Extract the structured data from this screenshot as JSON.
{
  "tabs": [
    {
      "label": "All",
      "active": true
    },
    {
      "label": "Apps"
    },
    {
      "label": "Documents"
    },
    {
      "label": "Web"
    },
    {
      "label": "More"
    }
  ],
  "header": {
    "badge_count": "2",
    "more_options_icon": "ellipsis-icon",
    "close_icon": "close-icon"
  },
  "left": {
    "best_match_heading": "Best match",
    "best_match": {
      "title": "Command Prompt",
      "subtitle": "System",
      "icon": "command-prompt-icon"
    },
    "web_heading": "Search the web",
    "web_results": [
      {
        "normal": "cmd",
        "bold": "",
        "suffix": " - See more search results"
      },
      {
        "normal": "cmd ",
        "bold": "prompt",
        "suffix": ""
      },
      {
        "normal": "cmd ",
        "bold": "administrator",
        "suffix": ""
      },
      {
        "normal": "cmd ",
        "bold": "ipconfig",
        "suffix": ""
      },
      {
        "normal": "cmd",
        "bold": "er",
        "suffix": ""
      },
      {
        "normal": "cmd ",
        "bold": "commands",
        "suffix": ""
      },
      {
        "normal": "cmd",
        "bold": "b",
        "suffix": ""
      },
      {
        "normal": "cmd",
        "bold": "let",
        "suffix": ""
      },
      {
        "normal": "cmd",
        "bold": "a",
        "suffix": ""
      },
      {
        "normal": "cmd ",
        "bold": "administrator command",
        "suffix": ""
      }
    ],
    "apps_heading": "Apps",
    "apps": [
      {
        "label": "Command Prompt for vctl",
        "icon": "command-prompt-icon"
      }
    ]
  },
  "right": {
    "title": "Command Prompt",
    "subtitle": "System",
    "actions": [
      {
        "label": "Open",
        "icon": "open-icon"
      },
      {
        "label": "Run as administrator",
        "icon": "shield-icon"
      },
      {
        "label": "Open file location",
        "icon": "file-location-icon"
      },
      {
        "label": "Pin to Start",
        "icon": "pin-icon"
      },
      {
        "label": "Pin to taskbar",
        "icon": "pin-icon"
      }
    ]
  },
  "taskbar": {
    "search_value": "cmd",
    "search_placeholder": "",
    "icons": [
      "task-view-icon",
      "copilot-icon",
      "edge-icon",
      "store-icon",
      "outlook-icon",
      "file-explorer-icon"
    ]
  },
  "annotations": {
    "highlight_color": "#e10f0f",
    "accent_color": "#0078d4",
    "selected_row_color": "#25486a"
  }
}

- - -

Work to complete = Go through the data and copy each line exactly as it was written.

Solution to the problem =
Extract the structured data from this screenshot as JSON.
{
  "tabs": [
    {
      "label": "All",
      "active": true
    },
    {
      "label": "Apps"
    },
    {
      "label": "Documents"
    },
    {
      "label": "Web"
    },
    {
      "label": "More"
    }
  ],
  "header": {
    "badge_count": "2",
    "more_options_icon": "ellipsis-icon",
    "close_icon": "close-icon"
  },
  "left": {
    "best_match_heading": "Best match",
    "best_match": {
      "title": "Command Prompt",
      "subtitle": "System",
      "icon": "command-prompt-icon"
    },
    "web_heading": "Search the web",
    "web_results": [
      {
        "normal": "cmd",
        "bold": "",
        "suffix": " - See more search results"
      },
      {
        "normal": "cmd ",
        "bold": "prompt",
        "suffix": ""
      },
      {
        "normal": "cmd ",
        "bold": "administrator",
        "suffix": ""
      },
      {
        "normal": "cmd ",
        "bold": "ipconfig",
        "suffix": ""
      },
      {
        "normal": "cmd",
        "bold": "er",
        "suffix": ""
      },
      {
        "normal": "cmd ",
        "bold": "commands",
        "suffix": ""
      },
      {
        "normal": "cmd",
        "bold": "b",
        "suffix": ""
      },
      {
        "normal": "cmd",
        "bold": "let",
        "suffix": ""
      },
      {
        "normal": "cmd",
        "bold": "a",
        "suffix": ""
      },
      {
        "normal": "cmd ",
        "bold": "administrator command",
        "suffix": ""
      }
    ],
    "apps_heading": "Apps",
    "apps": [
      {
        "label": "Command Prompt for vctl",
        "icon": "command-prompt-icon"
      }
    ]
  },
  "right": {
    "title": "Command Prompt",
    "subtitle": "System",
    "actions": [
      {
        "label": "Open",
        "icon": "open-icon"
      },
      {
        "label": "Run as administrator",
        "icon": "shield-icon"
      },
      {
        "label": "Open file location",
        "icon": "file-location-icon"
      },
      {
        "label": "Pin to Start",
        "icon": "pin-icon"
      },
      {
        "label": "Pin to taskbar",
        "icon": "pin-icon"
      }
    ]
  },
  "taskbar": {
    "search_value": "cmd",
    "search_placeholder": "",
    "icons": [
      "task-view-icon",
      "copilot-icon",
      "edge-icon",
      "store-icon",
      "outlook-icon",
      "file-explorer-icon"
    ]
  },
  "annotations": {
    "highlight_color": "#e10f0f",
    "accent_color": "#0078d4",
    "selected_row_color": "#25486a"
  }
}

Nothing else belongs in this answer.